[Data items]
:::::

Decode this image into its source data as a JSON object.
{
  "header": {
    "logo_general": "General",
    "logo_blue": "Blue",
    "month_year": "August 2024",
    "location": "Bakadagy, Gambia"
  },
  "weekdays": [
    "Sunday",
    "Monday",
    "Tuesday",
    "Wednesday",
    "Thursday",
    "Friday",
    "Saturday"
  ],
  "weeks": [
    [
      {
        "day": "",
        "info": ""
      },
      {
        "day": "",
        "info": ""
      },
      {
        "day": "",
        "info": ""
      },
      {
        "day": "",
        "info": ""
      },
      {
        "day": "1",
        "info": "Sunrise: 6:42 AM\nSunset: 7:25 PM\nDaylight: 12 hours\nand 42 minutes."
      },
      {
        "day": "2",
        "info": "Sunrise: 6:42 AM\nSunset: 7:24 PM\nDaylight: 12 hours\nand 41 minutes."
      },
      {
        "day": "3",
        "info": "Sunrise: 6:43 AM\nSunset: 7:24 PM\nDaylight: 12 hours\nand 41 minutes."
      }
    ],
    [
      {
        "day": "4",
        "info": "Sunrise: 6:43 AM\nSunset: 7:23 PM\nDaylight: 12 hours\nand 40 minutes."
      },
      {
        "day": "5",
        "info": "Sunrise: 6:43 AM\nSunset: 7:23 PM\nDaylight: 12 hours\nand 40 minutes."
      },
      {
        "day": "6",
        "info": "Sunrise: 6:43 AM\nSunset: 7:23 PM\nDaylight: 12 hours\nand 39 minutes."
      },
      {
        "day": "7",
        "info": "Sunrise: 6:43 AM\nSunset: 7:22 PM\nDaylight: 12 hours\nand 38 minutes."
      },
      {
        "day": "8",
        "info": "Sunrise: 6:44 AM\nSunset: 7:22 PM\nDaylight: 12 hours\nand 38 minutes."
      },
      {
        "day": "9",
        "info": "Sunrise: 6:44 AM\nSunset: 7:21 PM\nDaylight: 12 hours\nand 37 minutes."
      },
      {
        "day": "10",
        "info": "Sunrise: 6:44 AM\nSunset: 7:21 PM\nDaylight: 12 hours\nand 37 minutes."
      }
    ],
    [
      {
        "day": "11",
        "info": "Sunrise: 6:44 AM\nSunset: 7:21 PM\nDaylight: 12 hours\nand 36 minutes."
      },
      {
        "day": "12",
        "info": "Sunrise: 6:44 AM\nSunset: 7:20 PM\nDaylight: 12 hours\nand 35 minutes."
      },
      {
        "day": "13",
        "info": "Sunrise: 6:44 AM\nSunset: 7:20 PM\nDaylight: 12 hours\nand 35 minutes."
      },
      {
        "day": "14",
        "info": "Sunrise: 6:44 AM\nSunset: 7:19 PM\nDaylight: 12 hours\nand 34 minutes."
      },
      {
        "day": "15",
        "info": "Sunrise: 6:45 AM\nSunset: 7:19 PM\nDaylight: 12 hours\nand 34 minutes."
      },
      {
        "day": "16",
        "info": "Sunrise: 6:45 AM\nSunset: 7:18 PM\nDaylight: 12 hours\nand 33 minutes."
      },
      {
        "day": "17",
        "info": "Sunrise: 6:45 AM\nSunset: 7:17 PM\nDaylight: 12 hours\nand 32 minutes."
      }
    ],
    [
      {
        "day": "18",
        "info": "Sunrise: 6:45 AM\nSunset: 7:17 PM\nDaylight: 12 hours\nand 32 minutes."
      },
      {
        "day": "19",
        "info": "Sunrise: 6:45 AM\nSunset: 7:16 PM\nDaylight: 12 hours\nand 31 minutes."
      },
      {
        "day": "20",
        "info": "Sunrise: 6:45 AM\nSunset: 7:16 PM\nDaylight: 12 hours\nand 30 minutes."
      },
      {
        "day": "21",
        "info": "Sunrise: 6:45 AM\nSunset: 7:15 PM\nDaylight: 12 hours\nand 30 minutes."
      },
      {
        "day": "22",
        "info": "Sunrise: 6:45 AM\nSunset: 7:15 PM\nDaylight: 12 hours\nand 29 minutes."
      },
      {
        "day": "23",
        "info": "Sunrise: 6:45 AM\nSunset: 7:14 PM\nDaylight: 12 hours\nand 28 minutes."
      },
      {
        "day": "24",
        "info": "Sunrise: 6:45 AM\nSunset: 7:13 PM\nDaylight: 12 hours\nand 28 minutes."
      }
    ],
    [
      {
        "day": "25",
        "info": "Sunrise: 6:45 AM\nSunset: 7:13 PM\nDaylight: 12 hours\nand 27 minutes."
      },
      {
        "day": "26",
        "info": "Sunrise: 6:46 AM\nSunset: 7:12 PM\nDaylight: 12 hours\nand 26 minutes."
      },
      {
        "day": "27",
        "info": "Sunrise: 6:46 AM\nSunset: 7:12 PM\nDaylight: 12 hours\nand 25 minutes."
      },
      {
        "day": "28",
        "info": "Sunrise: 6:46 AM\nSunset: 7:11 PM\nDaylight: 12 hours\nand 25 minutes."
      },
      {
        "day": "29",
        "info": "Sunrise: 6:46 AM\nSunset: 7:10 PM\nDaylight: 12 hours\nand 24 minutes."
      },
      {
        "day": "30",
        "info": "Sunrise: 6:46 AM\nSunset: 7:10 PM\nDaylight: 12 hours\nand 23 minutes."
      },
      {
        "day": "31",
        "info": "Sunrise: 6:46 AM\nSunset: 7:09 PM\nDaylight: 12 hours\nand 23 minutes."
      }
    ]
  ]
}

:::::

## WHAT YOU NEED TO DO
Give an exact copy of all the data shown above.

## SOLUTION FOR THIS PROBLEM
Decode this image into its source data as a JSON object.
{
  "header": {
    "logo_general": "General",
    "logo_blue": "Blue",
    "month_year": "August 2024",
    "location": "Bakadagy, Gambia"
  },
  "weekdays": [
    "Sunday",
    "Monday",
    "Tuesday",
    "Wednesday",
    "Thursday",
    "Friday",
    "Saturday"
  ],
  "weeks": [
    [
      {
        "day": "",
        "info": ""
      },
      {
        "day": "",
        "info": ""
      },
      {
        "day": "",
        "info": ""
      },
      {
        "day": "",
        "info": ""
      },
      {
        "day": "1",
        "info": "Sunrise: 6:42 AM\nSunset: 7:25 PM\nDaylight: 12 hours\nand 42 minutes."
      },
      {
        "day": "2",
        "info": "Sunrise: 6:42 AM\nSunset: 7:24 PM\nDaylight: 12 hours\nand 41 minutes."
      },
      {
        "day": "3",
        "info": "Sunrise: 6:43 AM\nSunset: 7:24 PM\nDaylight: 12 hours\nand 41 minutes."
      }
    ],
    [
      {
        "day": "4",
        "info": "Sunrise: 6:43 AM\nSunset: 7:23 PM\nDaylight: 12 hours\nand 40 minutes."
      },
      {
        "day": "5",
        "info": "Sunrise: 6:43 AM\nSunset: 7:23 PM\nDaylight: 12 hours\nand 40 minutes."
      },
      {
        "day": "6",
        "info": "Sunrise: 6:43 AM\nSunset: 7:23 PM\nDaylight: 12 hours\nand 39 minutes."
      },
      {
        "day": "7",
        "info": "Sunrise: 6:43 AM\nSunset: 7:22 PM\nDaylight: 12 hours\nand 38 minutes."
      },
      {
        "day": "8",
        "info": "Sunrise: 6:44 AM\nSunset: 7:22 PM\nDaylight: 12 hours\nand 38 minutes."
      },
      {
        "day": "9",
        "info": "Sunrise: 6:44 AM\nSunset: 7:21 PM\nDaylight: 12 hours\nand 37 minutes."
      },
      {
        "day": "10",
        "info": "Sunrise: 6:44 AM\nSunset: 7:21 PM\nDaylight: 12 hours\nand 37 minutes."
      }
    ],
    [
      {
        "day": "11",
        "info": "Sunrise: 6:44 AM\nSunset: 7:21 PM\nDaylight: 12 hours\nand 36 minutes."
      },
      {
        "day": "12",
        "info": "Sunrise: 6:44 AM\nSunset: 7:20 PM\nDaylight: 12 hours\nand 35 minutes."
      },
      {
        "day": "13",
        "info": "Sunrise: 6:44 AM\nSunset: 7:20 PM\nDaylight: 12 hours\nand 35 minutes."
      },
      {
        "day": "14",
        "info": "Sunrise: 6:44 AM\nSunset: 7:19 PM\nDaylight: 12 hours\nand 34 minutes."
      },
      {
        "day": "15",
        "info": "Sunrise: 6:45 AM\nSunset: 7:19 PM\nDaylight: 12 hours\nand 34 minutes."
      },
      {
        "day": "16",
        "info": "Sunrise: 6:45 AM\nSunset: 7:18 PM\nDaylight: 12 hours\nand 33 minutes."
      },
      {
        "day": "17",
        "info": "Sunrise: 6:45 AM\nSunset: 7:17 PM\nDaylight: 12 hours\nand 32 minutes."
      }
    ],
    [
      {
        "day": "18",
        "info": "Sunrise: 6:45 AM\nSunset: 7:17 PM\nDaylight: 12 hours\nand 32 minutes."
      },
      {
        "day": "19",
        "info": "Sunrise: 6:45 AM\nSunset: 7:16 PM\nDaylight: 12 hours\nand 31 minutes."
      },
      {
        "day": "20",
        "info": "Sunrise: 6:45 AM\nSunset: 7:16 PM\nDaylight: 12 hours\nand 30 minutes."
      },
      {
        "day": "21",
        "info": "Sunrise: 6:45 AM\nSunset: 7:15 PM\nDaylight: 12 hours\nand 30 minutes."
      },
      {
        "day": "22",
        "info": "Sunrise: 6:45 AM\nSunset: 7:15 PM\nDaylight: 12 hours\nand 29 minutes."
      },
      {
        "day": "23",
        "info": "Sunrise: 6:45 AM\nSunset: 7:14 PM\nDaylight: 12 hours\nand 28 minutes."
      },
      {
        "day": "24",
        "info": "Sunrise: 6:45 AM\nSunset: 7:13 PM\nDaylight: 12 hours\nand 28 minutes."
      }
    ],
    [
      {
        "day": "25",
        "info": "Sunrise: 6:45 AM\nSunset: 7:13 PM\nDaylight: 12 hours\nand 27 minutes."
      },
      {
        "day": "26",
        "info": "Sunrise: 6:46 AM\nSunset: 7:12 PM\nDaylight: 12 hours\nand 26 minutes."
      },
      {
        "day": "27",
        "info": "Sunrise: 6:46 AM\nSunset: 7:12 PM\nDaylight: 12 hours\nand 25 minutes."
      },
      {
        "day": "28",
        "info": "Sunrise: 6:46 AM\nSunset: 7:11 PM\nDaylight: 12 hours\nand 25 minutes."
      },
      {
        "day": "29",
        "info": "Sunrise: 6:46 AM\nSunset: 7:10 PM\nDaylight: 12 hours\nand 24 minutes."
      },
      {
        "day": "30",
        "info": "Sunrise: 6:46 AM\nSunset: 7:10 PM\nDaylight: 12 hours\nand 23 minutes."
      },
      {
        "day": "31",
        "info": "Sunrise: 6:46 AM\nSunset: 7:09 PM\nDaylight: 12 hours\nand 23 minutes."
      }
    ]
  ]
}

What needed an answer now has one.